With the global credit squeeze and stock market decline apparently gathering speed, corporate economists in the United States are increasingly of the view that the American economy is in recession. VOA's Barry Wood reports.
Forecasters attending the Washington meeting of the National Association of Business Economics, or NABE, say the United States is already in the grip of recession.
A recession is an economic downturn of at least six months. Technically, a panel of non-government economists determines whether a recession has begun. So far, that panel - the National Bureau of Economic Research - has not made a declaration.
But economists at the NABE meeting say that with housing prices in sustained decline, credit markets frozen and consumer spending slowing, the question is not whether the U.S. economy is in recession, but how long it will last.
Forecaster Chris Varvares, the incoming president of the NABE, fears that the downturn could be deep and long.
"There is a probability growing that has a much worse outcome for gross domestic product and that is a kind of 'into the abyss' scenario," said Varvares. "We hope we don't go there.
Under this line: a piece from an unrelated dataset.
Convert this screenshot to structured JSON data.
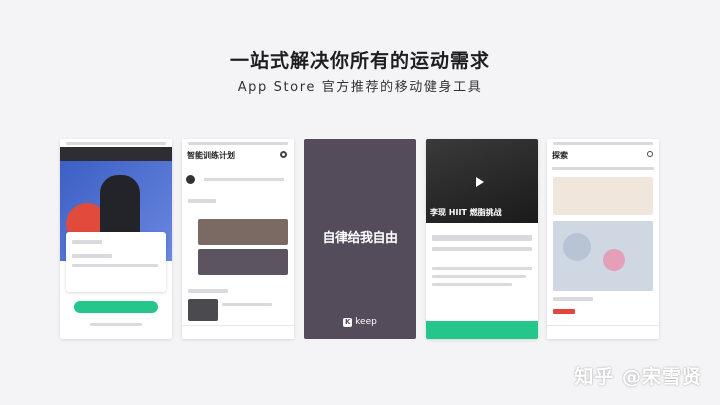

We hope that the Treasury and the Fed [the Federal Reserve, the U.S. central bank] and all the other central banks around the world will keep us out of it. But confidence is very fragile."
The 40 corporate economists surveyed two weeks ago say there will be no economic growth during this last quarter of the year - with very little growth for the entire year.
A mild upturn is expected in 2009. Their best-case scenario is a 2.7 percent growth rate in the second quarter.
Princeton University professor Paul Krugman told the conference that the United States is in the same kind of deflationary economy that gripped Japan throughout the 1990s.
He said fears that even if official short-term interest rates were reduced from their current two percent level, financial institutions would still be unwilling to lend. Krugman warns that the U.S. economy faces its deepest recession since the Second World War. He wants the government to institute a second fiscal stimulus program to put money into the hands of consumers who would spend it.